Secret Apple trademark reveals new OS — VR, 3D Glasses, and crash test dummies?!

(Image credit: Apple)

If this year's lead-up to Google I/O taught us anything, companies need to keep a tighter grip on things if they want to wow us with their big reveals. Before the stage had even been set up for Google’s annual showcase we’d heard just about everything there was to know about the latest Pixel devices — we even knew about preorders for a device that wasn’t yet announced.

So with all eyes now focused on Apple’s upcoming WWDC 2023 event, the Cupertino-based company is taking great strides to keep its secretly tightly under wraps. In fact, they almost managed to sneak this key trademark filing right under our noses — almost. 

A deeper dive

A recent trademark application to the New Zealand Intellectual Property Office is causing a buzz online. Most notably for the name attached to it — “xrOS.”

The name has been directly linked to Apple in regard to its VR/AR headset since December 2022, which is when Bloomberg’s Mark Gurman reported that, according to inside sources, the device’s unique operating system had been changed from “realityOS” to “xrOS.”

The trademark filing comes from a Wilmington, Delaware-based company going by the name Deep Dive LLC — who have seemingly no presence online beyond this application. While the filing could be dismissed as some sort of trademark troll, the likelihood of this being an Apple shell company is almost a dead cert. Why? Because it’s not the first time Apple has done it.

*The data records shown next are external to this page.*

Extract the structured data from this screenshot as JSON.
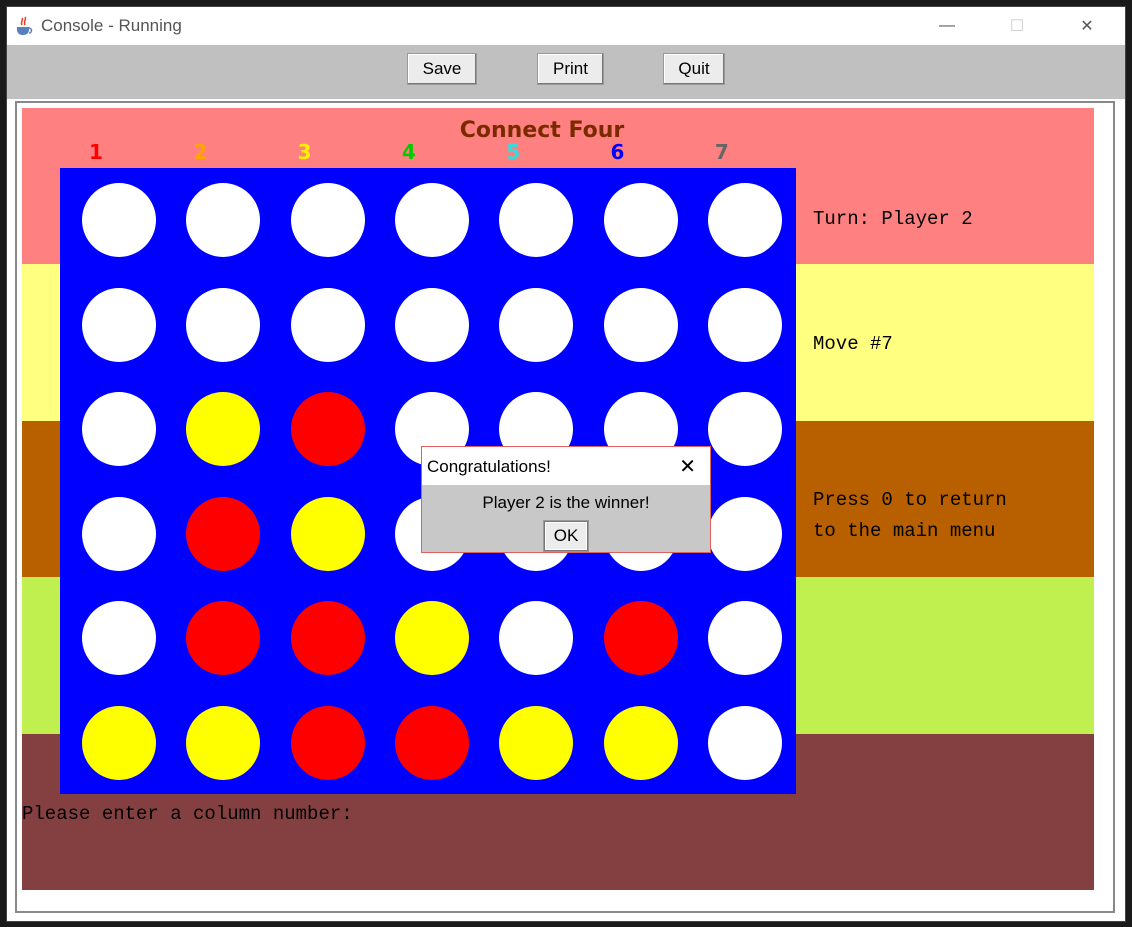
{
  "window": {
    "title": "Console - Running",
    "minimize": "—",
    "maximize": "☐",
    "close": "✕"
  },
  "toolbar": {
    "save_label": "Save",
    "print_label": "Print",
    "quit_label": "Quit"
  },
  "game": {
    "title": "Connect Four",
    "columns": [
      {
        "label": "1",
        "color": "#ff0000"
      },
      {
        "label": "2",
        "color": "#ffa500"
      },
      {
        "label": "3",
        "color": "#ffee00"
      },
      {
        "label": "4",
        "color": "#00cc00"
      },
      {
        "label": "5",
        "color": "#33dddd"
      },
      {
        "label": "6",
        "color": "#0000ff"
      },
      {
        "label": "7",
        "color": "#666666"
      }
    ],
    "board": [
      [
        "empty",
        "empty",
        "empty",
        "empty",
        "empty",
        "empty",
        "empty"
      ],
      [
        "empty",
        "empty",
        "empty",
        "empty",
        "empty",
        "empty",
        "empty"
      ],
      [
        "empty",
        "yellow",
        "red",
        "empty",
        "empty",
        "empty",
        "empty"
      ],
      [
        "empty",
        "red",
        "yellow",
        "empty",
        "empty",
        "empty",
        "empty"
      ],
      [
        "empty",
        "red",
        "red",
        "yellow",
        "empty",
        "red",
        "empty"
      ],
      [
        "yellow",
        "yellow",
        "red",
        "red",
        "yellow",
        "yellow",
        "empty"
      ]
    ],
    "piece_colors": {
      "empty": "#ffffff",
      "red": "#ff0000",
      "yellow": "#ffff00",
      "board": "#0000ff"
    },
    "band_colors": [
      "#ff8080",
      "#ffff80",
      "#b86000",
      "#bff050",
      "#844040"
    ],
    "turn_text": "Turn: Player 2",
    "move_text": "Move #7",
    "menu_hint": "Press 0 to return\nto the main menu",
    "prompt": "Please enter a column number:"
  },
  "dialog": {
    "title": "Congratulations!",
    "message": "Player 2 is the winner!",
    "ok_label": "OK",
    "close": "✕"
  }
}
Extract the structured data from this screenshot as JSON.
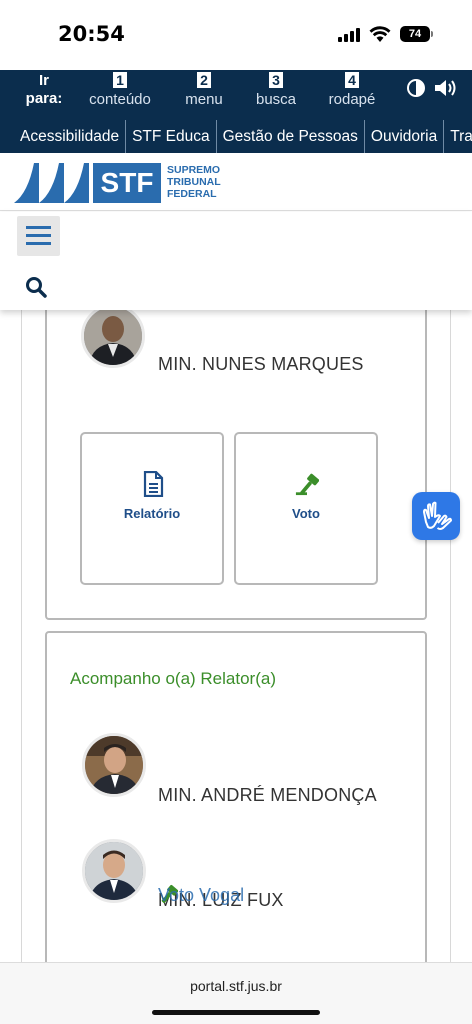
{
  "status": {
    "time": "20:54",
    "battery": "74"
  },
  "topnav": {
    "goto_label_1": "Ir",
    "goto_label_2": "para:",
    "skip_links": [
      {
        "num": "1",
        "label": "conteúdo"
      },
      {
        "num": "2",
        "label": "menu"
      },
      {
        "num": "3",
        "label": "busca"
      },
      {
        "num": "4",
        "label": "rodapé"
      }
    ],
    "icons": [
      "contrast-icon",
      "audio-icon"
    ]
  },
  "linkbar": {
    "items": [
      "Acessibilidade",
      "STF Educa",
      "Gestão de Pessoas",
      "Ouvidoria",
      "Trans"
    ]
  },
  "logo": {
    "abbr": "STF",
    "line1": "SUPREMO",
    "line2": "TRIBUNAL",
    "line3": "FEDERAL",
    "brand_color": "#2a6cae"
  },
  "card1": {
    "minister": "MIN. NUNES MARQUES",
    "actions": [
      {
        "label": "Relatório",
        "icon": "document-icon"
      },
      {
        "label": "Voto",
        "icon": "gavel-icon"
      }
    ]
  },
  "card2": {
    "heading": "Acompanho o(a) Relator(a)",
    "heading_color": "#3b8e2a",
    "ministers": [
      "MIN. ANDRÉ MENDONÇA",
      "MIN. LUIZ FUX"
    ],
    "overlay_label": "Voto Vogal"
  },
  "footer": {
    "url": "portal.stf.jus.br"
  }
}
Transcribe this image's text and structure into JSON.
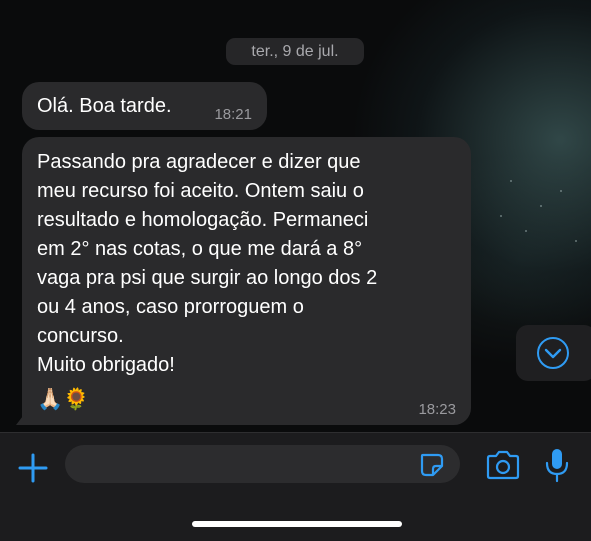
{
  "chat": {
    "date_label": "ter., 9 de jul.",
    "messages": [
      {
        "text": "Olá. Boa tarde.",
        "time": "18:21"
      },
      {
        "text": "Passando pra agradecer e dizer que\nmeu recurso foi aceito. Ontem saiu o\nresultado e homologação. Permaneci\nem 2° nas cotas, o que me dará a 8°\nvaga pra psi que surgir ao longo dos 2\nou 4 anos, caso prorroguem o\nconcurso.\nMuito obrigado!",
        "emoji": "🙏🏻🌻",
        "time": "18:23"
      }
    ]
  },
  "composer": {
    "placeholder": "",
    "icons": {
      "attach": "plus-icon",
      "sticker": "sticker-icon",
      "camera": "camera-icon",
      "mic": "microphone-icon",
      "scroll": "chevron-down-icon"
    }
  },
  "colors": {
    "accent": "#2f9bf3",
    "bubble": "#2a2a2c",
    "background": "#0b0b0c"
  }
}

Back in 2015, a filing was made with the United States Patent and Trademark Office with regards to the name “AirPods” by a company named Entertainment in Flight LLC — a company located in, you guessed it, Wilmington, Delaware. The trademark was then transferred to Apple at a later date and is seemingly the go-to Apple strategy when it comes to filing trademarks.

So now that we understand the filing is legit, we’ve one more question to ask…

"So what is it?"

The trademark includes a description of the product's capabilities alongside a single image of the xrOS logo (shown below) written in Apple’s traditional San Francisco font. While the logo itself isn’t too much to look at, the description of the xrOS’ capabilities ranges from fascinating to outright absurd.

Of the included descriptions, the xrOS software features a number of expected uses such as taking digital recordings, downloading electronic publications, the ability to playback and stream digital media, scanning and digitizing documents, and the ability to interact with and control handhelds, computers, and mobile telephones to provide virtual reality and augmented reality experiences. Some of which appear to be streaming-only video and games.

xrOS trademark

There’s also the mention of eyeglass frames, 3D spectacles, eyeglass lenses, computer interfaces, wearable computers, and head-mounted displays. All of which would be closely related to the hardware that xrOS would run on. Though the inclusion of mouse pads, tripods for cameras, wrist wrests,

xrOS is also seemingly designed with a clear focus on presentation, events, and education. The goods and services description lists the organization of trade fairs; the presentation of training sessions, cultural activities, sporting events, concerts, and exhibitions; and even auctioneering.

Beyond this, there’s a focus on creation with the ability to develop software (including games) on the platform, as well as the potential to record, broadcast, and transmit video/audio.

There are also a ton of, frankly ludicrous, descriptions in there that will leave you scratching your head for answers. Some of these include fire hose nozzles, life belts, sprinkler systems for fire protection, respirators for filtering air, life nets, life buoys, cleaning apparatus for phonograph records, rental of skin diving equipment. and crash test dummies.


From the information within the trademark filing, we can almost certainly say that Apple plans to name its new VR/AR-based operating system the xrOS. We also know that it will be available with Apple’s soon-to-be-unveiled headset. Beyond this? We’ve got a few clues into where Apple plans on taking things, with a clear focus on merging the typical smartphone experience with that of a presentation tool.

It’s an interesting glance into Apple’s own scope for the product, but we will have to wait for WWDC 2023 for solid confirmation on just how many of these descriptions hold true. I, for one, can’t wait for the keynote detailing how Apple managed to fit a life-saving raft into its headset without crushing the vertebrae of anyone wearing it.

Be sure to check out Laptop Mag often for the latest news on all things Apple as we inch closer to this year’s WWDC event, starting June 5.

Rael Hornby
Content Editor

Rael Hornby, potentially influenced by far too many LucasArts titles at an early age, once thought he’d grow up to be a mighty pirate. However, after several interventions with close friends and family members, you’re now much more likely to see his name attached to the bylines of tech articles. While not maintaining a double life as an aspiring writer by day and indie game dev by night, you’ll find him sat in a corner somewhere muttering to himself about microtransactions or hunting down promising indie games on Twitter.